=== What is needed ===
Only lines holding "Timed" are wanted; copy each of them from the records below.

=== Records for processing ===
-----

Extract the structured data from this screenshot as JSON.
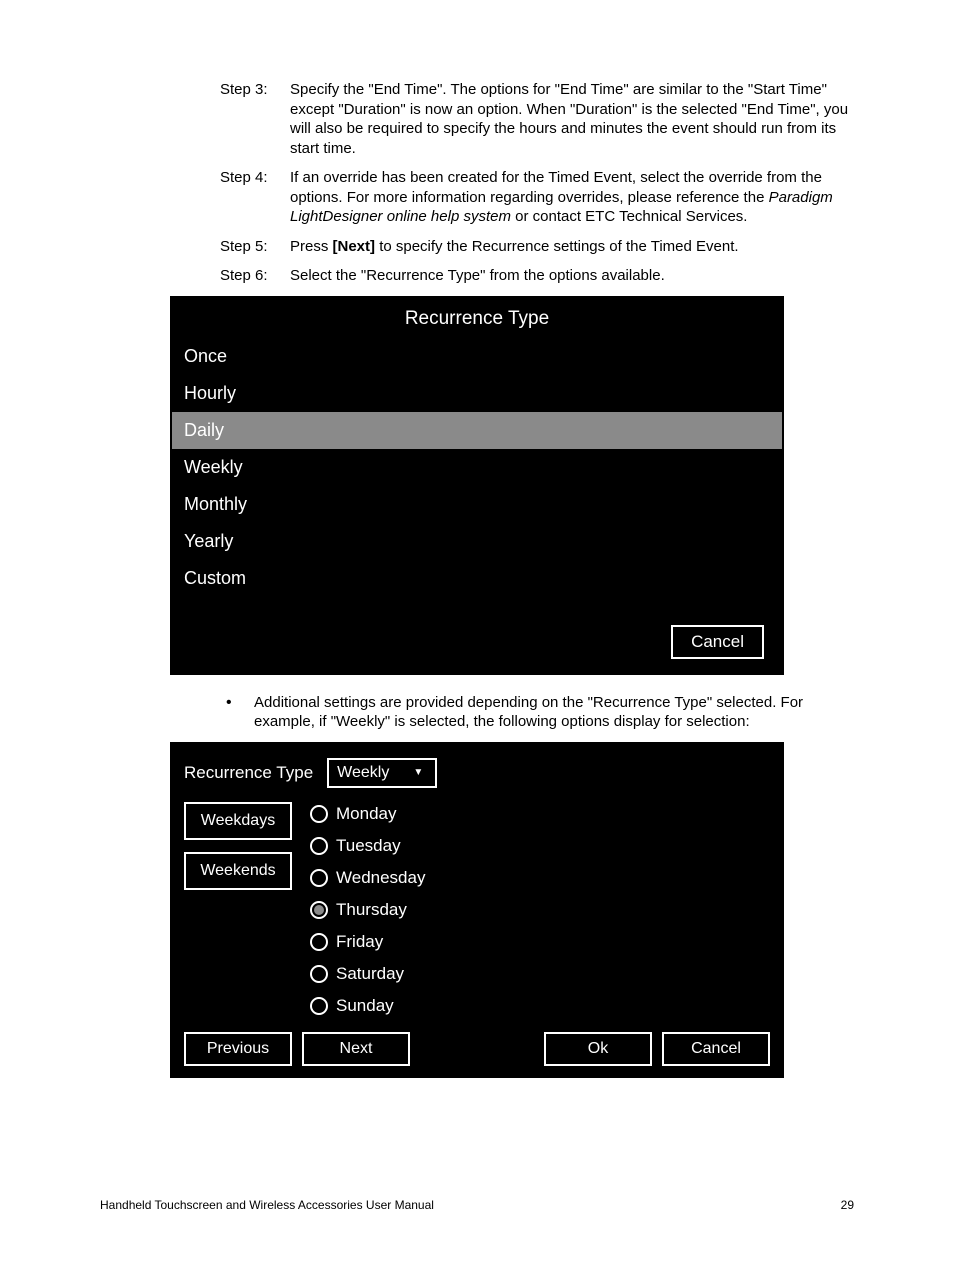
{
  "steps": [
    {
      "label": "Step 3:",
      "html": "Specify the \"End Time\". The options for \"End Time\" are similar to the \"Start Time\" except \"Duration\" is now an option. When \"Duration\" is the selected \"End Time\", you will also be required to specify the hours and minutes the event should run from its start time."
    },
    {
      "label": "Step 4:",
      "html": "If an override has been created for the Timed Event, select the override from the options. For more information regarding overrides, please reference the <em>Paradigm LightDesigner online help system</em> or contact ETC Technical Services."
    },
    {
      "label": "Step 5:",
      "html": "Press <b>[Next]</b> to specify the Recurrence settings of the Timed Event."
    },
    {
      "label": "Step 6:",
      "html": "Select the \"Recurrence Type\" from the options available."
    }
  ],
  "shot1": {
    "title": "Recurrence Type",
    "items": [
      {
        "label": "Once",
        "selected": false
      },
      {
        "label": "Hourly",
        "selected": false
      },
      {
        "label": "Daily",
        "selected": true
      },
      {
        "label": "Weekly",
        "selected": false
      },
      {
        "label": "Monthly",
        "selected": false
      },
      {
        "label": "Yearly",
        "selected": false
      },
      {
        "label": "Custom",
        "selected": false
      }
    ],
    "cancel": "Cancel"
  },
  "bullet": "Additional settings are provided depending on the \"Recurrence Type\" selected. For example, if \"Weekly\" is selected, the following options display for selection:",
  "shot2": {
    "field_label": "Recurrence Type",
    "dropdown_value": "Weekly",
    "side_buttons": [
      "Weekdays",
      "Weekends"
    ],
    "days": [
      {
        "label": "Monday",
        "selected": false
      },
      {
        "label": "Tuesday",
        "selected": false
      },
      {
        "label": "Wednesday",
        "selected": false
      },
      {
        "label": "Thursday",
        "selected": true
      },
      {
        "label": "Friday",
        "selected": false
      },
      {
        "label": "Saturday",
        "selected": false
      },
      {
        "label": "Sunday",
        "selected": false
      }
    ],
    "nav": {
      "previous": "Previous",
      "next": "Next",
      "ok": "Ok",
      "cancel": "Cancel"
    }
  },
  "footer": {
    "left": "Handheld Touchscreen and Wireless Accessories User Manual",
    "right": "29"
  }
}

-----

=== Answer to the problem ===
      "html": "If an override has been created for the Timed Event, select the override from the options. For more information regarding overrides, please reference the <em>Paradigm LightDesigner online help system</em> or contact ETC Technical Services."
      "html": "Press <b>[Next]</b> to specify the Recurrence settings of the Timed Event."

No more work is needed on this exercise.